> [Material for this task]:
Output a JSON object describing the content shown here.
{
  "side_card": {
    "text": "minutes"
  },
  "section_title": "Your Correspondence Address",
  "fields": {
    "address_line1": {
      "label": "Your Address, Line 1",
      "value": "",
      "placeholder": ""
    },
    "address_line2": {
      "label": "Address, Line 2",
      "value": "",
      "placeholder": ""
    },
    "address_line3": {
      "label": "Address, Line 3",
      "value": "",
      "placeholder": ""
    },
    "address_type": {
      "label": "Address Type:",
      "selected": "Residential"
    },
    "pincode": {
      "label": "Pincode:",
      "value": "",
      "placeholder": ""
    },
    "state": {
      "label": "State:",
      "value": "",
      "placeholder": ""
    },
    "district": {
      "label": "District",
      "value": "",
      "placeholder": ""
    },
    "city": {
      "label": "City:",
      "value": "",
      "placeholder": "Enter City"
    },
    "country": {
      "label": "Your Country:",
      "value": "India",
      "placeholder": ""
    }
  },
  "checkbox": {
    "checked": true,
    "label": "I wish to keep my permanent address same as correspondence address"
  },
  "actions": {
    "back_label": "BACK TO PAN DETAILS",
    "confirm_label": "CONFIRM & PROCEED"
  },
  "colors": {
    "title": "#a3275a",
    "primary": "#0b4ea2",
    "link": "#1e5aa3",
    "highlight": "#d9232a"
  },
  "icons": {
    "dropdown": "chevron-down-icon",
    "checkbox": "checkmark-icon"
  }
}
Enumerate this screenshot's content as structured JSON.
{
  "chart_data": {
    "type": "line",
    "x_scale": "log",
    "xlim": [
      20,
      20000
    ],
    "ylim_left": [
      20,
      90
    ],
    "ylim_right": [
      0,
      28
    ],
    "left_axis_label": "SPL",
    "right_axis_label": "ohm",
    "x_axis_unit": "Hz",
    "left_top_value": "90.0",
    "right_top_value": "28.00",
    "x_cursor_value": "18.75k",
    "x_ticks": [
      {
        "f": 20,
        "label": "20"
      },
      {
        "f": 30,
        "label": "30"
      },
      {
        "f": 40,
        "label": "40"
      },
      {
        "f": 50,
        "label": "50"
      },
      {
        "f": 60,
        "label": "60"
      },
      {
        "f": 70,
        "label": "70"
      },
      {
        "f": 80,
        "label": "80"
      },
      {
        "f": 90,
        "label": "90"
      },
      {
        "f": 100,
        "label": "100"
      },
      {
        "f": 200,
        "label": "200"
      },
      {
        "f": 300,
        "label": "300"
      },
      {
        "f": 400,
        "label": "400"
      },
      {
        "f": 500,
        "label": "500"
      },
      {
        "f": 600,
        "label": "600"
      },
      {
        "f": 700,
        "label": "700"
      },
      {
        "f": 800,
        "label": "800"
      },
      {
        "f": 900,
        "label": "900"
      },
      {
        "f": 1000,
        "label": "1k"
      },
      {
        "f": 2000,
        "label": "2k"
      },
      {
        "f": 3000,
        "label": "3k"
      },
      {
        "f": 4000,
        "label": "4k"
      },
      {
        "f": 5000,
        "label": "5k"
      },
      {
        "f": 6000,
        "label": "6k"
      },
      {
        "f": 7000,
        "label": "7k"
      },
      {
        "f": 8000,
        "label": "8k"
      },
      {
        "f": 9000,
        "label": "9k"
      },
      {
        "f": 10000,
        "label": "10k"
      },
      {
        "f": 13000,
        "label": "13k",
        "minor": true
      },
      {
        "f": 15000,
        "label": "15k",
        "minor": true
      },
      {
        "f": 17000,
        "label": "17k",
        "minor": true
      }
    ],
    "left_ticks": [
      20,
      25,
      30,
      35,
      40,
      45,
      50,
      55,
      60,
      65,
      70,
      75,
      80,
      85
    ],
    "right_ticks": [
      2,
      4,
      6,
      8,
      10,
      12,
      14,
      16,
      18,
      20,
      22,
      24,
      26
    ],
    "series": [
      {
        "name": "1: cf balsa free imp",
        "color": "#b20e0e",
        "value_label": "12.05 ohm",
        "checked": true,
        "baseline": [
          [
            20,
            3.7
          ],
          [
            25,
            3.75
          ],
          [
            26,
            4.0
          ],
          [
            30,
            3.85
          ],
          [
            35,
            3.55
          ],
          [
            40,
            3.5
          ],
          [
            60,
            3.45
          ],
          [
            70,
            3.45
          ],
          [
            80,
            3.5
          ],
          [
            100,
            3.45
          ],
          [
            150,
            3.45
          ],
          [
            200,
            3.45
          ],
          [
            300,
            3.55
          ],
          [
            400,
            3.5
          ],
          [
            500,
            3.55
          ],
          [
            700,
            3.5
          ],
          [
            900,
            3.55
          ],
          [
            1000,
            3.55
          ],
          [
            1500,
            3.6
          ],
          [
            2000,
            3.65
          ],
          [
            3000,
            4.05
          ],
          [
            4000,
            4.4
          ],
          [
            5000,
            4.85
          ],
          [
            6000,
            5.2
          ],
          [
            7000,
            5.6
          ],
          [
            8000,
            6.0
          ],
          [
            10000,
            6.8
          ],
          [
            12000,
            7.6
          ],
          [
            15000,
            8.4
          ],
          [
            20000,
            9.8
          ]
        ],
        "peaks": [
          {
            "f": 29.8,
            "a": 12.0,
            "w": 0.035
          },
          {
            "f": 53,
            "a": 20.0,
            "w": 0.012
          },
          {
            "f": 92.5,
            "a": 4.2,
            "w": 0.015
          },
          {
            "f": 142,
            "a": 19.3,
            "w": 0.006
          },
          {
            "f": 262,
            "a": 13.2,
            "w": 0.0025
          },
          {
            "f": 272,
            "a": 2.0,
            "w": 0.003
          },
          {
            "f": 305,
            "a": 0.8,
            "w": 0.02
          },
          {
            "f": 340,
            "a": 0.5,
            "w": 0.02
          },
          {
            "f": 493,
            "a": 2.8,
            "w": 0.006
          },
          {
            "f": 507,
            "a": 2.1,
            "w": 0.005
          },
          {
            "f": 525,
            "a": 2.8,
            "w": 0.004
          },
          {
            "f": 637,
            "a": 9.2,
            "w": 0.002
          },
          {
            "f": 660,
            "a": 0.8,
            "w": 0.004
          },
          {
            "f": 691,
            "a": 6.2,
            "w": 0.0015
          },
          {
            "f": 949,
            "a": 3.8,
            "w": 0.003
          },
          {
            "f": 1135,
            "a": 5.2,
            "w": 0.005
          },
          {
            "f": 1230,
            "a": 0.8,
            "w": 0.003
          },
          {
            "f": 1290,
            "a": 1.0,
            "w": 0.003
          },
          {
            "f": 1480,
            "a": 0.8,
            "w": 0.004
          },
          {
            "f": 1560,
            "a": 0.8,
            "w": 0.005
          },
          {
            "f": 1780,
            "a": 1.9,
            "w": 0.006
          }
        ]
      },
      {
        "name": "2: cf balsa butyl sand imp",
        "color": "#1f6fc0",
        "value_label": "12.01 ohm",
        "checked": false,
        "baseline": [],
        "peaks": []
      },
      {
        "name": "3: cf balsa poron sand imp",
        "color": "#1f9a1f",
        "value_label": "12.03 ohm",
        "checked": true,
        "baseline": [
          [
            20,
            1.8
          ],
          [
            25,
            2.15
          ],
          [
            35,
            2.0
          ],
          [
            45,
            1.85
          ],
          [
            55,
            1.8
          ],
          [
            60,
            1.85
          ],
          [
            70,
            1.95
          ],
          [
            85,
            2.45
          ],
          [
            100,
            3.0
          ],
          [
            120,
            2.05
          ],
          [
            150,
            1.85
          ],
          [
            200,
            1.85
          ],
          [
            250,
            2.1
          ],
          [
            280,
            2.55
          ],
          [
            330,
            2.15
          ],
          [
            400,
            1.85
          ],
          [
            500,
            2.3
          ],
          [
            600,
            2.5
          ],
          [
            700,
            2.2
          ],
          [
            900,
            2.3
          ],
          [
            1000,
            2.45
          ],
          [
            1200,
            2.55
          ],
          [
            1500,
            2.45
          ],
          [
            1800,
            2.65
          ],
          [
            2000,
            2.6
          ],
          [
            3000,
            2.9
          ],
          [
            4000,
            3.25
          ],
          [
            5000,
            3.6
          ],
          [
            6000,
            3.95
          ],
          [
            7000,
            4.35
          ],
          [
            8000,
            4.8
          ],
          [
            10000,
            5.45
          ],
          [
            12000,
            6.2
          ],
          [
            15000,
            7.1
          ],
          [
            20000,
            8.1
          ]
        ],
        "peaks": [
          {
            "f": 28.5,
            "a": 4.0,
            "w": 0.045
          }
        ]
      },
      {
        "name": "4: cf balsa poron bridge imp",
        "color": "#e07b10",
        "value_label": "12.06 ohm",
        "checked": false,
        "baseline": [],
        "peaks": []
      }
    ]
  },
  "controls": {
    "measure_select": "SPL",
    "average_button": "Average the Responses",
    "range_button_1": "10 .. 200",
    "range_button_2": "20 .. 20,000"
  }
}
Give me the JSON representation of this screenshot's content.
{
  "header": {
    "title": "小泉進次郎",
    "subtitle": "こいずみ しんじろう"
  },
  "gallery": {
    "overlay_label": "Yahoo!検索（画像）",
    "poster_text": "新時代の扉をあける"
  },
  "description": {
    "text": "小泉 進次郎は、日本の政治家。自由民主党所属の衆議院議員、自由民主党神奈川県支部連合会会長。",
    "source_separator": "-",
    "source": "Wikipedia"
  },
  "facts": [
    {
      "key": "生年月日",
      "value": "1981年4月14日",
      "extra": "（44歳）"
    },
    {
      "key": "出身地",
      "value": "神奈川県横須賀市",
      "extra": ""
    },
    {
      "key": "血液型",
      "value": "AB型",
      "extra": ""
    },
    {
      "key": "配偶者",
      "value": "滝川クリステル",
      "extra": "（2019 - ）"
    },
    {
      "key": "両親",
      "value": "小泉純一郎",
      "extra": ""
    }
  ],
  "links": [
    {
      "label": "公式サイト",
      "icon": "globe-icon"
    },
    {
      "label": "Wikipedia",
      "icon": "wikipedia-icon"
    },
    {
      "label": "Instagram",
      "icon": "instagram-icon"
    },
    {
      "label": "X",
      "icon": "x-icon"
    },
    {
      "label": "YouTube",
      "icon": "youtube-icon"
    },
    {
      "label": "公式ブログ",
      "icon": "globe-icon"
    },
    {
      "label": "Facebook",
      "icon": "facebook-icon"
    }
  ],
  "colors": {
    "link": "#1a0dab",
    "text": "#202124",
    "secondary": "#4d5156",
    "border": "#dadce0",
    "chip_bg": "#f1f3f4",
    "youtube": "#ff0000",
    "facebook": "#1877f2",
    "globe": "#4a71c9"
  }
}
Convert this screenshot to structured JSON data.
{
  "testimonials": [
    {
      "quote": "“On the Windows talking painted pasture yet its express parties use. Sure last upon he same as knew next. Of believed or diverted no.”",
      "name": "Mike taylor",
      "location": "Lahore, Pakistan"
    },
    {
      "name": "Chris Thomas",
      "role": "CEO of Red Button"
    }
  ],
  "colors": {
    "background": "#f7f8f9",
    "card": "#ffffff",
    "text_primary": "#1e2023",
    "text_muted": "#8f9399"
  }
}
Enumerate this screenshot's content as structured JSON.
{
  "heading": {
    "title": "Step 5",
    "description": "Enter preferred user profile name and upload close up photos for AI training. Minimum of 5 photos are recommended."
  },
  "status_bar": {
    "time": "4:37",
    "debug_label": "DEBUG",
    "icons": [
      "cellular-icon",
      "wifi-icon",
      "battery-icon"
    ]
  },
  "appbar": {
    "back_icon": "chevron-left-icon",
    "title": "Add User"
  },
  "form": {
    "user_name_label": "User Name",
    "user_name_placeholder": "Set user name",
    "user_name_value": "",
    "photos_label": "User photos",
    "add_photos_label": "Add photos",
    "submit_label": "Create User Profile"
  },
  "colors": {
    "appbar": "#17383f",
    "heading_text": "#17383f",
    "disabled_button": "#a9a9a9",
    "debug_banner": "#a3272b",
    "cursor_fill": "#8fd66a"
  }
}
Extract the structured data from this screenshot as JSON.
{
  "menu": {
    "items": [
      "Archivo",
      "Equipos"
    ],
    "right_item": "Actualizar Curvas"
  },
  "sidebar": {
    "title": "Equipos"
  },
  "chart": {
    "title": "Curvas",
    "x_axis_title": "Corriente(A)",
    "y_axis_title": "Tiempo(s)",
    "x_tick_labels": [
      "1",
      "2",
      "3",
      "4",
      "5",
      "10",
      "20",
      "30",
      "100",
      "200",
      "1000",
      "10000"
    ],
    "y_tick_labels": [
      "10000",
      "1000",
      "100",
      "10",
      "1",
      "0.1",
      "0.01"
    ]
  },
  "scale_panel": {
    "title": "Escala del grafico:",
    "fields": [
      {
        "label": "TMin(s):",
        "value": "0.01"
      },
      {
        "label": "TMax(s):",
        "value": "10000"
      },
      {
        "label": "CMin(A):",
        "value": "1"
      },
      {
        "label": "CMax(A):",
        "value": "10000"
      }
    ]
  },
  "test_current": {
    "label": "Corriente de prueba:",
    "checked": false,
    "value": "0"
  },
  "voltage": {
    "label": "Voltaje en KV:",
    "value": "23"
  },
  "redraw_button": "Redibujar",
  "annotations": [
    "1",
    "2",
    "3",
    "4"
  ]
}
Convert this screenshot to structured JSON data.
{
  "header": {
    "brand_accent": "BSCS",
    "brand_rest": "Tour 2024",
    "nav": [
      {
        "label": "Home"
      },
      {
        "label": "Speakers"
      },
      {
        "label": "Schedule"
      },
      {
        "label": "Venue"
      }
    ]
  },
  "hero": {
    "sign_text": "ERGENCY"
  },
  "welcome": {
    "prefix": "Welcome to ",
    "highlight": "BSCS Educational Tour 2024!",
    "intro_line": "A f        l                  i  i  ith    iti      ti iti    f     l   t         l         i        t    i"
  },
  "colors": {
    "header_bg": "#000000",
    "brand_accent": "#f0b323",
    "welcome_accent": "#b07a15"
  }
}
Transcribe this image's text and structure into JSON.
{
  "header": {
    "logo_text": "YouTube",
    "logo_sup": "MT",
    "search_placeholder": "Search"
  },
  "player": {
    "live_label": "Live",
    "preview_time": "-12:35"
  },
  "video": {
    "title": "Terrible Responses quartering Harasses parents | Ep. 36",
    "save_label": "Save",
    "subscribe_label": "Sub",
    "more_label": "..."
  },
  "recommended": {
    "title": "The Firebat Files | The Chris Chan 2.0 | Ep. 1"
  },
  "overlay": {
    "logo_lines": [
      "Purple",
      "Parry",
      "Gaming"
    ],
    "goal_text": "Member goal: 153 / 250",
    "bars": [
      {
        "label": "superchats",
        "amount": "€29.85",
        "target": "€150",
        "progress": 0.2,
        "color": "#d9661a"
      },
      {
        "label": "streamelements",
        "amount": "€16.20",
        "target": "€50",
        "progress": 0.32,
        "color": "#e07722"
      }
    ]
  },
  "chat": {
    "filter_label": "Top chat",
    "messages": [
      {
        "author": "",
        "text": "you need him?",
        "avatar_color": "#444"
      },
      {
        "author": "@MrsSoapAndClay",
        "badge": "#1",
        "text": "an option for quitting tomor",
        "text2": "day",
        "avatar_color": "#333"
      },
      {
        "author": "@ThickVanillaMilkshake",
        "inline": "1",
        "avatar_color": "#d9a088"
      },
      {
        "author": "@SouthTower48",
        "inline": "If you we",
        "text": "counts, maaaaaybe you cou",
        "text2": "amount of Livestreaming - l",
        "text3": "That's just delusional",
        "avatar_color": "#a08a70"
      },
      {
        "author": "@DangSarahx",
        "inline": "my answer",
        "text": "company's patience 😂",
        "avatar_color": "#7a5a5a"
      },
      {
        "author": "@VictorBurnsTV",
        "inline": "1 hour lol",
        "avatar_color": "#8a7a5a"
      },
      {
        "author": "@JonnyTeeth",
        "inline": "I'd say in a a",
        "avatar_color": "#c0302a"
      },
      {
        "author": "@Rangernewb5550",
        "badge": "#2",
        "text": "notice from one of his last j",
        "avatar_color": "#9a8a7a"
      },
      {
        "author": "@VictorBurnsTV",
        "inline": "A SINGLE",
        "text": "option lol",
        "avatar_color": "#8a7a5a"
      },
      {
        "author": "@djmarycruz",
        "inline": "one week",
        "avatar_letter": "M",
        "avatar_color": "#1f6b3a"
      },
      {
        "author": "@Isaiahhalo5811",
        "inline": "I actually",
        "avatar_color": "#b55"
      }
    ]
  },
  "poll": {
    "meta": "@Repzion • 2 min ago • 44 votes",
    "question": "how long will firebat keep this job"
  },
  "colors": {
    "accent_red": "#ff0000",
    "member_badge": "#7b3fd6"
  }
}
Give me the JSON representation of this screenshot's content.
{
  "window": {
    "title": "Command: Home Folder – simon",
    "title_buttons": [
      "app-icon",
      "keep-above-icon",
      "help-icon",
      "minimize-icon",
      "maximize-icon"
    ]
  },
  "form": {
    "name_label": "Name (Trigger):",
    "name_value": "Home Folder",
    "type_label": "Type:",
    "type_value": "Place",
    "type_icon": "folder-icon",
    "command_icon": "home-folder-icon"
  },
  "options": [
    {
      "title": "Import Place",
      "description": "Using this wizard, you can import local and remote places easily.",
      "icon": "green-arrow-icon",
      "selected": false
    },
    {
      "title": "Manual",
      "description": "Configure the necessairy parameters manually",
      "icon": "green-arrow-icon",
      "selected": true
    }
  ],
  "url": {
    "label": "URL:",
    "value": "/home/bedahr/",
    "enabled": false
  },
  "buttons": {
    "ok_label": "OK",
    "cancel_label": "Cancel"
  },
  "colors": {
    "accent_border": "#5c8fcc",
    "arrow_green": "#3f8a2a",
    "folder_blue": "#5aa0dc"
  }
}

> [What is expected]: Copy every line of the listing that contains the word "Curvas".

> [Task solution]:
    "right_item": "Actualizar Curvas"
    "title": "Curvas",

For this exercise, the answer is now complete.